### TASK OBJECTIVE:
The data is to be retyped in full, exactly.

Element data from apps and pages
• • •
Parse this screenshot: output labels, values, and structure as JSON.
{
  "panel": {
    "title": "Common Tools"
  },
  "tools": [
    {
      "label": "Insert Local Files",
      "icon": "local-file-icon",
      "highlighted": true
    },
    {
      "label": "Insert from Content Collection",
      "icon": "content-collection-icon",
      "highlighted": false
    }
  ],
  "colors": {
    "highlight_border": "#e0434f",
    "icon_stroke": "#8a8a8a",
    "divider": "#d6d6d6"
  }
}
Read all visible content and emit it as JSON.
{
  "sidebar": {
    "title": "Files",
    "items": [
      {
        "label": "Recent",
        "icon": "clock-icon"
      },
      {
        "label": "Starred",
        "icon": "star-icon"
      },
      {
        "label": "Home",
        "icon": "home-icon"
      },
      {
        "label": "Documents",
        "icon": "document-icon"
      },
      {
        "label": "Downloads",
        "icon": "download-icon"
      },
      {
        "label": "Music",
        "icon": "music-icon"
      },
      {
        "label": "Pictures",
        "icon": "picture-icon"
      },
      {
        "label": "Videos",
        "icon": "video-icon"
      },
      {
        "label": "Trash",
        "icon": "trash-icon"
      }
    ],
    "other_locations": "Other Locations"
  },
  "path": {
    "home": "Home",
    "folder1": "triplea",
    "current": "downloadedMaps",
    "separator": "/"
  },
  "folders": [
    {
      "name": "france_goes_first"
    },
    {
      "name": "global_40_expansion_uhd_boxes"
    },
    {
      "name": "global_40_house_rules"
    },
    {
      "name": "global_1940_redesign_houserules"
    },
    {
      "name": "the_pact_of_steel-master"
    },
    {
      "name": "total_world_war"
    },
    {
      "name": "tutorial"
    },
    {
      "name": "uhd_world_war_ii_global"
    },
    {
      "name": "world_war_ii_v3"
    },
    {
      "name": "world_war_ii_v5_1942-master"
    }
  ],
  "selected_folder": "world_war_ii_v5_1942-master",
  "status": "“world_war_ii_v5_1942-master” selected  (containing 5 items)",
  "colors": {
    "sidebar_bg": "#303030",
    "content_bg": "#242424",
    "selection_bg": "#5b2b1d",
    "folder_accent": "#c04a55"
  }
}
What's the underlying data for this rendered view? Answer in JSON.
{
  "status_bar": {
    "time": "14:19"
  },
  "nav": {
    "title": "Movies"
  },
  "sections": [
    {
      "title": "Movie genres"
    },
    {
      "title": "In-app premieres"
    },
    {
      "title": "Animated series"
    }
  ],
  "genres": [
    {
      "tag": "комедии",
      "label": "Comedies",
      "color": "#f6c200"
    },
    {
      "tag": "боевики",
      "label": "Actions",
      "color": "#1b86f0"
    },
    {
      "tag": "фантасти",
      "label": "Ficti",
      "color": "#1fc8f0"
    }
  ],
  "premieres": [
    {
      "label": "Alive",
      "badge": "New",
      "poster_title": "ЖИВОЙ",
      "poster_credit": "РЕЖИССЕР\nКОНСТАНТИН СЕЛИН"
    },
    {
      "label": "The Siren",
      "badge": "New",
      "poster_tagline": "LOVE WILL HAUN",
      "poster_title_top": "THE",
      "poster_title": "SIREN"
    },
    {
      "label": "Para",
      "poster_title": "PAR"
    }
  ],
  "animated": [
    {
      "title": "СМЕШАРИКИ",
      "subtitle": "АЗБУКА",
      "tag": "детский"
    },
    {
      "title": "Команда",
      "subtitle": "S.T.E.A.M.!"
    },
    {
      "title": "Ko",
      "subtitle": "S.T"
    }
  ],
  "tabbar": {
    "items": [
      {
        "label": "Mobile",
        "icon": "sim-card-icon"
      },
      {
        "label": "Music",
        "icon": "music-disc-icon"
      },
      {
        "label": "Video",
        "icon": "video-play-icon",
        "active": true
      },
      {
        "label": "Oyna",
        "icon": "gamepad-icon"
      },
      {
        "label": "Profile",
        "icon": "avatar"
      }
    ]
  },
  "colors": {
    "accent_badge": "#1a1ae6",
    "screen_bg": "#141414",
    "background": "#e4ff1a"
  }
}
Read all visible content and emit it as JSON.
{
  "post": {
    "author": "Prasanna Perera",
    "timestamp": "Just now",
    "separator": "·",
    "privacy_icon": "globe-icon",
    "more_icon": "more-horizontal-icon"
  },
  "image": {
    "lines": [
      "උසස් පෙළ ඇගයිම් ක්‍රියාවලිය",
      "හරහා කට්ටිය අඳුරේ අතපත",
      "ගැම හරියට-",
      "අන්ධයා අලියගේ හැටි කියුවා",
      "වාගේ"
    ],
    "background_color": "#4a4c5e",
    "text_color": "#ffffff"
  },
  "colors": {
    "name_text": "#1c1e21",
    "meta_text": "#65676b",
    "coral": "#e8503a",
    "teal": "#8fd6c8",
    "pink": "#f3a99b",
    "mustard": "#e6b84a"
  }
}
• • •
### EXPECTED ANSWER:
Parse this screenshot: output labels, values, and structure as JSON.
{
  "panel": {
    "title": "Common Tools"
  },
  "tools": [
    {
      "label": "Insert Local Files",
      "icon": "local-file-icon",
      "highlighted": true
    },
    {
      "label": "Insert from Content Collection",
      "icon": "content-collection-icon",
      "highlighted": false
    }
  ],
  "colors": {
    "highlight_border": "#e0434f",
    "icon_stroke": "#8a8a8a",
    "divider": "#d6d6d6"
  }
}
Read all visible content and emit it as JSON.
{
  "sidebar": {
    "title": "Files",
    "items": [
      {
        "label": "Recent",
        "icon": "clock-icon"
      },
      {
        "label": "Starred",
        "icon": "star-icon"
      },
      {
        "label": "Home",
        "icon": "home-icon"
      },
      {
        "label": "Documents",
        "icon": "document-icon"
      },
      {
        "label": "Downloads",
        "icon": "download-icon"
      },
      {
        "label": "Music",
        "icon": "music-icon"
      },
      {
        "label": "Pictures",
        "icon": "picture-icon"
      },
      {
        "label": "Videos",
        "icon": "video-icon"
      },
      {
        "label": "Trash",
        "icon": "trash-icon"
      }
    ],
    "other_locations": "Other Locations"
  },
  "path": {
    "home": "Home",
    "folder1": "triplea",
    "current": "downloadedMaps",
    "separator": "/"
  },
  "folders": [
    {
      "name": "france_goes_first"
    },
    {
      "name": "global_40_expansion_uhd_boxes"
    },
    {
      "name": "global_40_house_rules"
    },
    {
      "name": "global_1940_redesign_houserules"
    },
    {
      "name": "the_pact_of_steel-master"
    },
    {
      "name": "total_world_war"
    },
    {
      "name": "tutorial"
    },
    {
      "name": "uhd_world_war_ii_global"
    },
    {
      "name": "world_war_ii_v3"
    },
    {
      "name": "world_war_ii_v5_1942-master"
    }
  ],
  "selected_folder": "world_war_ii_v5_1942-master",
  "status": "“world_war_ii_v5_1942-master” selected  (containing 5 items)",
  "colors": {
    "sidebar_bg": "#303030",
    "content_bg": "#242424",
    "selection_bg": "#5b2b1d",
    "folder_accent": "#c04a55"
  }
}
What's the underlying data for this rendered view? Answer in JSON.
{
  "status_bar": {
    "time": "14:19"
  },
  "nav": {
    "title": "Movies"
  },
  "sections": [
    {
      "title": "Movie genres"
    },
    {
      "title": "In-app premieres"
    },
    {
      "title": "Animated series"
    }
  ],
  "genres": [
    {
      "tag": "комедии",
      "label": "Comedies",
      "color": "#f6c200"
    },
    {
      "tag": "боевики",
      "label": "Actions",
      "color": "#1b86f0"
    },
    {
      "tag": "фантасти",
      "label": "Ficti",
      "color": "#1fc8f0"
    }
  ],
  "premieres": [
    {
      "label": "Alive",
      "badge": "New",
      "poster_title": "ЖИВОЙ",
      "poster_credit": "РЕЖИССЕР\nКОНСТАНТИН СЕЛИН"
    },
    {
      "label": "The Siren",
      "badge": "New",
      "poster_tagline": "LOVE WILL HAUN",
      "poster_title_top": "THE",
      "poster_title": "SIREN"
    },
    {
      "label": "Para",
      "poster_title": "PAR"
    }
  ],
  "animated": [
    {
      "title": "СМЕШАРИКИ",
      "subtitle": "АЗБУКА",
      "tag": "детский"
    },
    {
      "title": "Команда",
      "subtitle": "S.T.E.A.M.!"
    },
    {
      "title": "Ko",
      "subtitle": "S.T"
    }
  ],
  "tabbar": {
    "items": [
      {
        "label": "Mobile",
        "icon": "sim-card-icon"
      },
      {
        "label": "Music",
        "icon": "music-disc-icon"
      },
      {
        "label": "Video",
        "icon": "video-play-icon",
        "active": true
      },
      {
        "label": "Oyna",
        "icon": "gamepad-icon"
      },
      {
        "label": "Profile",
        "icon": "avatar"
      }
    ]
  },
  "colors": {
    "accent_badge": "#1a1ae6",
    "screen_bg": "#141414",
    "background": "#e4ff1a"
  }
}
Read all visible content and emit it as JSON.
{
  "post": {
    "author": "Prasanna Perera",
    "timestamp": "Just now",
    "separator": "·",
    "privacy_icon": "globe-icon",
    "more_icon": "more-horizontal-icon"
  },
  "image": {
    "lines": [
      "උසස් පෙළ ඇගයිම් ක්‍රියාවලිය",
      "හරහා කට්ටිය අඳුරේ අතපත",
      "ගැම හරියට-",
      "අන්ධයා අලියගේ හැටි කියුවා",
      "වාගේ"
    ],
    "background_color": "#4a4c5e",
    "text_color": "#ffffff"
  },
  "colors": {
    "name_text": "#1c1e21",
    "meta_text": "#65676b",
    "coral": "#e8503a",
    "teal": "#8fd6c8",
    "pink": "#f3a99b",
    "mustard": "#e6b84a"
  }
}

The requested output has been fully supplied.